Standard landscaping plans call for a lawn, a flower garden, border shrubs and possibly a vegetable garden, but rarely take three-dimensional gardening into account. Many yards and gardens include walls and fences around the border, and many gardeners seek to cover these fences with attractive foliage. If you have a fence or walkway you want to cover, take some straightforward steps toward growing and training a climbing plant yourself, eliminating the expense of professional landscaping.
Find sites along the fence where your climbing plants will get full sun and quick drainage around their roots. The plants will climb toward the light, but should still get sun and warmth at their bases. Make sure that each site has at least 1.5 to 2.1 m (5 to 7 feet) of space for root expansion.
Prepare planting sites 30 cm (1 foot) from the base of the fence to give the plants room to grow. Turn over the top 30 cm (1 foot) of soil and break up dirt clods for planting. Mix 7.5 cm (3 inches) of quick-draining soil and 7.5 cm (3 inches) of organic compost into each site to give your climbing plants good drainage and nutrition.
Plant climbing plants according to your personal preference and the existing look of your yard or garden. Plant climbing roses if you have time for maintenance, or bougainvillea, honeysuckle or trumpet vine for easier flower upkeep. Plant climbing ferns or ivy if you prefer greenery to flowers.

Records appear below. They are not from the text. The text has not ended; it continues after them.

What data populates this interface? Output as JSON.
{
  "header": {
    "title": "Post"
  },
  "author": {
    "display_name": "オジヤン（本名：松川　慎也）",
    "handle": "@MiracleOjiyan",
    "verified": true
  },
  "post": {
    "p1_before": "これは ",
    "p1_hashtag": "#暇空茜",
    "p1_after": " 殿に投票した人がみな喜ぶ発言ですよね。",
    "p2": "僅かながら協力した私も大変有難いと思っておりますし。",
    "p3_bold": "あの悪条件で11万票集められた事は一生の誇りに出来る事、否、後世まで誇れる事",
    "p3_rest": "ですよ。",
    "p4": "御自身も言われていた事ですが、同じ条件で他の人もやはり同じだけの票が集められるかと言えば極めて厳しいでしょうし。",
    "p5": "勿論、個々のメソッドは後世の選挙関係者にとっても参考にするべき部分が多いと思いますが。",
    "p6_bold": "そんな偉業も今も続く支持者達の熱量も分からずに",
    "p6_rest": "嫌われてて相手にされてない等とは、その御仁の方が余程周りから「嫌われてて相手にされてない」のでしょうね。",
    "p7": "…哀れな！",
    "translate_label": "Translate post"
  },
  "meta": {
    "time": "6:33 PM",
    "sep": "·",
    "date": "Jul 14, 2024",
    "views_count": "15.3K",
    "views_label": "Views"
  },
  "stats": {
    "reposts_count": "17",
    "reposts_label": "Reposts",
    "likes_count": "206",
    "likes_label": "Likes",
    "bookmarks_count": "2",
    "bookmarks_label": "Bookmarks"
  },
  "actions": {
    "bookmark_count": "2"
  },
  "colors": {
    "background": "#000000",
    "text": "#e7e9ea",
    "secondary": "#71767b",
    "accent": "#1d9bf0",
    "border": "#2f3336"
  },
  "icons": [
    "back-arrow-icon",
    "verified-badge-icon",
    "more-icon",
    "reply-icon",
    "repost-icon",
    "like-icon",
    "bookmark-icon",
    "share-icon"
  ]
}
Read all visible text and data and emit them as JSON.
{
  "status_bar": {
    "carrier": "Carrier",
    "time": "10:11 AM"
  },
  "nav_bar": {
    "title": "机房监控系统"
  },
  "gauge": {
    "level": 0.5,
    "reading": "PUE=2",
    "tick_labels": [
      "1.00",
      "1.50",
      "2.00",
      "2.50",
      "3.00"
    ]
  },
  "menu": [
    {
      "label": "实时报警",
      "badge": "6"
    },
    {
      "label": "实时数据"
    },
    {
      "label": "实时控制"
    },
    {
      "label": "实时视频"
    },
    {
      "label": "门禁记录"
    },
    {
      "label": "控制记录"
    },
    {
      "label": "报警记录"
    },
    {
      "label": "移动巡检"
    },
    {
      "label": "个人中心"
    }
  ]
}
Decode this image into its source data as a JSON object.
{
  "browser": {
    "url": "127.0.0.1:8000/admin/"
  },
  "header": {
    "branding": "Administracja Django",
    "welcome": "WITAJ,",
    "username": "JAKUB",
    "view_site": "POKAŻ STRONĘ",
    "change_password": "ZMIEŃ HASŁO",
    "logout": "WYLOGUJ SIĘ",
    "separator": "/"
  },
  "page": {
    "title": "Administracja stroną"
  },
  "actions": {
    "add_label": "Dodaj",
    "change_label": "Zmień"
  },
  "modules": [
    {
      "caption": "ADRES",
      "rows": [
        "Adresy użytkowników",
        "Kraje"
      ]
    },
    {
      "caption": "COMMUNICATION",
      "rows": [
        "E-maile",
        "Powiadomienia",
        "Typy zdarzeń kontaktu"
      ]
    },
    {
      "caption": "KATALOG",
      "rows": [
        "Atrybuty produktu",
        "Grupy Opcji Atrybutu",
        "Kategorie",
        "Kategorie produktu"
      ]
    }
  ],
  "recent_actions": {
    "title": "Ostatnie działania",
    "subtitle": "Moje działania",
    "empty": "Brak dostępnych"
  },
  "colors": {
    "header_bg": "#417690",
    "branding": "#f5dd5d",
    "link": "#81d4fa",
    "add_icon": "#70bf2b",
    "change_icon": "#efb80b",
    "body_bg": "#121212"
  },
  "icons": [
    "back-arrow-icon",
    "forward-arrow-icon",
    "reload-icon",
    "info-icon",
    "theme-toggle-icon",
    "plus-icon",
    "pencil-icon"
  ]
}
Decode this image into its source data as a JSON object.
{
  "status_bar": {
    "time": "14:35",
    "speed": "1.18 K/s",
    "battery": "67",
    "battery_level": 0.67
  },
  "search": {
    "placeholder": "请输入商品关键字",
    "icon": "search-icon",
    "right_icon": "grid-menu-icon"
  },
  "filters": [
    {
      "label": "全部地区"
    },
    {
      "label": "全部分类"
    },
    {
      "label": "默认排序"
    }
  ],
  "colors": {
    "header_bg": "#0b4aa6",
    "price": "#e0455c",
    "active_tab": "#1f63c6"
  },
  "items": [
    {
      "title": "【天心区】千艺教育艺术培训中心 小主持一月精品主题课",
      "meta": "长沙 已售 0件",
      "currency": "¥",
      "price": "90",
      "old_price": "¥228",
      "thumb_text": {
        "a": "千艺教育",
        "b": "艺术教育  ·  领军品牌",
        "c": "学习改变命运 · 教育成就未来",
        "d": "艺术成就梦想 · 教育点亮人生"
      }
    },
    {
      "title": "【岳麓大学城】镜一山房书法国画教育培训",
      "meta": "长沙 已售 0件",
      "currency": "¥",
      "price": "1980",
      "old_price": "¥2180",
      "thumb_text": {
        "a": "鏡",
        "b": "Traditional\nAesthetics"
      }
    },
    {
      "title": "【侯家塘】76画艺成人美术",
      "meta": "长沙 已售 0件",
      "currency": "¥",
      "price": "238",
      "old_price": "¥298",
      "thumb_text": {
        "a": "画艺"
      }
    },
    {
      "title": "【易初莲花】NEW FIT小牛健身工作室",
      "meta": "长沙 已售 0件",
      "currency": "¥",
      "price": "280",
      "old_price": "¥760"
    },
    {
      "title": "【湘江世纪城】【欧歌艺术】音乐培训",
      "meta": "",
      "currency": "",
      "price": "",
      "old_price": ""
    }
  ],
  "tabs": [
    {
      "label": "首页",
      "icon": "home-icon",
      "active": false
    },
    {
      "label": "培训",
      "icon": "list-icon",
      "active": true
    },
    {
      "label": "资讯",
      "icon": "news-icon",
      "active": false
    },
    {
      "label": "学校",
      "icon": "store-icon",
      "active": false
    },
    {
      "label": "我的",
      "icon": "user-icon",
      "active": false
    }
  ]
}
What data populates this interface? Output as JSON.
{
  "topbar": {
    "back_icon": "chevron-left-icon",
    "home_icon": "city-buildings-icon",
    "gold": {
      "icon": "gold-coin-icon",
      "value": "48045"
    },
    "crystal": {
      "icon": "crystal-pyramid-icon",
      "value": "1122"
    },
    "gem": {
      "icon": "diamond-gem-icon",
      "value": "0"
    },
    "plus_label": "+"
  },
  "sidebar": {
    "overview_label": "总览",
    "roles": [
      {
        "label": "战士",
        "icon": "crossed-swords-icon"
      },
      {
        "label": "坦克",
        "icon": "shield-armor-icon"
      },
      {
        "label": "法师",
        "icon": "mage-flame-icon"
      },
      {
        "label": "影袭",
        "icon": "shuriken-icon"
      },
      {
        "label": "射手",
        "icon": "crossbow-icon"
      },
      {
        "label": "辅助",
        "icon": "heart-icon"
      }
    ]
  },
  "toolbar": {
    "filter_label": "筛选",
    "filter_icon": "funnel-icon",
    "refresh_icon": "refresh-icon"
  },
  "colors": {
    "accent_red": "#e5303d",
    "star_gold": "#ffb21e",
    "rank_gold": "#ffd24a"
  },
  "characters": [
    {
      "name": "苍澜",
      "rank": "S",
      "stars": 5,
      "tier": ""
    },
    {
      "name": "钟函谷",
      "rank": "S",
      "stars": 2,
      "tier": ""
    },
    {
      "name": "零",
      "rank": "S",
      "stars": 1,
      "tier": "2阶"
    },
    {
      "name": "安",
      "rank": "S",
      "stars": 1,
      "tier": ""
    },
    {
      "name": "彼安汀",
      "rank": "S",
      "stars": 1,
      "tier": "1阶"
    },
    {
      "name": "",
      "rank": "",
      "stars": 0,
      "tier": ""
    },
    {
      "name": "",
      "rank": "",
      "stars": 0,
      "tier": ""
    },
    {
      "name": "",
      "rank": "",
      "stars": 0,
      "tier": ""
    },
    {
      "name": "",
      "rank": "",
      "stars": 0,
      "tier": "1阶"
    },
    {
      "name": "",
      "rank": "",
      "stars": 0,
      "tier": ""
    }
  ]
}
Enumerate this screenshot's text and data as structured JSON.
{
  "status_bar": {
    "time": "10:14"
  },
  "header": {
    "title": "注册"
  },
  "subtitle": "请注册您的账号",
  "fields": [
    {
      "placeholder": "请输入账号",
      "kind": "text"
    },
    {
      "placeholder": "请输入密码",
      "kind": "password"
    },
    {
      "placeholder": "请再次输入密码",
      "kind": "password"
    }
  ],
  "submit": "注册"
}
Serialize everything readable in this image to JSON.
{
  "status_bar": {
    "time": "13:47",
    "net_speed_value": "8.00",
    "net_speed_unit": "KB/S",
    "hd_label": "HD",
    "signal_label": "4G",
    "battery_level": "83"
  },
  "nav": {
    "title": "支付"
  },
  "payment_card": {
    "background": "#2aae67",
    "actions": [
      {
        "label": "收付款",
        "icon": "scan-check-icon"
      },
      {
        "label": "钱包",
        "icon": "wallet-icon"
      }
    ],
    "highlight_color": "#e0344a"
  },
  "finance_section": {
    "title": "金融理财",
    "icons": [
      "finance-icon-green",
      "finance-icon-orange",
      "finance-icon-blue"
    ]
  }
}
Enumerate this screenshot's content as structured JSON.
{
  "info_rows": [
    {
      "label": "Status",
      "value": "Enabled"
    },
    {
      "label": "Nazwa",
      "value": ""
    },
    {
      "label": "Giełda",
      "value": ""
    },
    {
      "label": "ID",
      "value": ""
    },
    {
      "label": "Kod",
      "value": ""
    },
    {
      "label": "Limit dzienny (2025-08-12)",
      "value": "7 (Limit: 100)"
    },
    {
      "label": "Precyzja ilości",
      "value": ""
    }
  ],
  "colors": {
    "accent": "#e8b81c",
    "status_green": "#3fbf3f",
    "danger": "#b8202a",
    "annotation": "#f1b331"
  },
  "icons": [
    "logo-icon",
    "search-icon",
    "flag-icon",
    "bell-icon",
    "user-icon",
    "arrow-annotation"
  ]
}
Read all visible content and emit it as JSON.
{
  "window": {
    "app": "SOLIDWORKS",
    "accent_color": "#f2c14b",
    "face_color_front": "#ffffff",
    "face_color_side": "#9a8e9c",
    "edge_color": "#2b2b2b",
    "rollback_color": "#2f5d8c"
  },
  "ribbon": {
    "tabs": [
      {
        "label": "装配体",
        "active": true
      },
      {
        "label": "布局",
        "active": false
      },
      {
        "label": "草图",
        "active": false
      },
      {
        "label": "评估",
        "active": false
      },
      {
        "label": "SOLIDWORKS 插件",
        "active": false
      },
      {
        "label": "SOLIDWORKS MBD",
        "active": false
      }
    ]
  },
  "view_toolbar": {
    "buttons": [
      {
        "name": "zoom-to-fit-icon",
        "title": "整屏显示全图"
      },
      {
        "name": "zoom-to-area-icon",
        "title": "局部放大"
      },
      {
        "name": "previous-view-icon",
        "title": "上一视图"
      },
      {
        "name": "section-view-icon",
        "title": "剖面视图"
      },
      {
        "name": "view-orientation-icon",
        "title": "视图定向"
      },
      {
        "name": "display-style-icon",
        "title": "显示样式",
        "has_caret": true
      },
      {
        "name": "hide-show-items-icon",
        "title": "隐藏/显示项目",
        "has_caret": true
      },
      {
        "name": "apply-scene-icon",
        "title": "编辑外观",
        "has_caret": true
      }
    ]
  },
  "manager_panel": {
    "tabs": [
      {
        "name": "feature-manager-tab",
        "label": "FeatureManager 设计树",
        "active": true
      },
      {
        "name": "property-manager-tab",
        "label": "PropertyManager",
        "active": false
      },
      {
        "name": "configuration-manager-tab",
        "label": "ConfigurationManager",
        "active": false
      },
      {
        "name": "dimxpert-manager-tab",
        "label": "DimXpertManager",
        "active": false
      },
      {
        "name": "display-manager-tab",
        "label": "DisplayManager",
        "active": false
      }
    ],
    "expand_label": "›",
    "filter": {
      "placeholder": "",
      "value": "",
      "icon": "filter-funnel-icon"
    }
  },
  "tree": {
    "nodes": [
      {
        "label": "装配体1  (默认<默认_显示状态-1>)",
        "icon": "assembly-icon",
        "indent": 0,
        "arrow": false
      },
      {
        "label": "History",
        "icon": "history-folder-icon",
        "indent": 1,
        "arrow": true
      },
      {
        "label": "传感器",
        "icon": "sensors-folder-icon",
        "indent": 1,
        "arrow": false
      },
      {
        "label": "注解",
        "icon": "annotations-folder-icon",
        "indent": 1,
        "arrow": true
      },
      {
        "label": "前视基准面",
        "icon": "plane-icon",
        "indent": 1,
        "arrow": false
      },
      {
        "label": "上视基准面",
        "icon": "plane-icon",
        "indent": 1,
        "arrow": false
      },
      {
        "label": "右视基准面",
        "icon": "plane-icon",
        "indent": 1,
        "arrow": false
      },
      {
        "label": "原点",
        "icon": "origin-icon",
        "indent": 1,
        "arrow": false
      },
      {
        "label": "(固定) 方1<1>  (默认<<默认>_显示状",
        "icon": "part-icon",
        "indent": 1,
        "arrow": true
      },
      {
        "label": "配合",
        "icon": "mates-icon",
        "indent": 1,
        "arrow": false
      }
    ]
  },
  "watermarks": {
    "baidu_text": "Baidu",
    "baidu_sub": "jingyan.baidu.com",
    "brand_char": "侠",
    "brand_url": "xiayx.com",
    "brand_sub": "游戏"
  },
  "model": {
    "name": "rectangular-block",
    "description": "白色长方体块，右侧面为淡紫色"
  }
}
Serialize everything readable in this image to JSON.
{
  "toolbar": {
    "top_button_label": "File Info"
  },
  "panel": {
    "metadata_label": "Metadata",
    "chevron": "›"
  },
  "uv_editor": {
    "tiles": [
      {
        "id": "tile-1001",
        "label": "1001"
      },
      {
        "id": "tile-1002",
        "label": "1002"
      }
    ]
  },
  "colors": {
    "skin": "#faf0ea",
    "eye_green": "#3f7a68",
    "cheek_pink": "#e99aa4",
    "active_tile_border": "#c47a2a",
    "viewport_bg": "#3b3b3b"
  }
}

Water each plant with 4.5 litres (1 gallon) of water to settle the soil and establish the plant, then spread 5 to 7.5 cm (2 to 3 inches) of organic mulch over the soil. The mulch will keep the plants from drying out and add nutrition to the soil as it breaks down.
Secure eye hooks or nails to the fence in 30 cm (1 foot) steps, and use soft cord ties to tie the vines of the plant to the fence as it grows. Climbing plants like ivy will learn to climb on their own, while tumbling plants like roses will always require these supports and guidance to grow up the fence.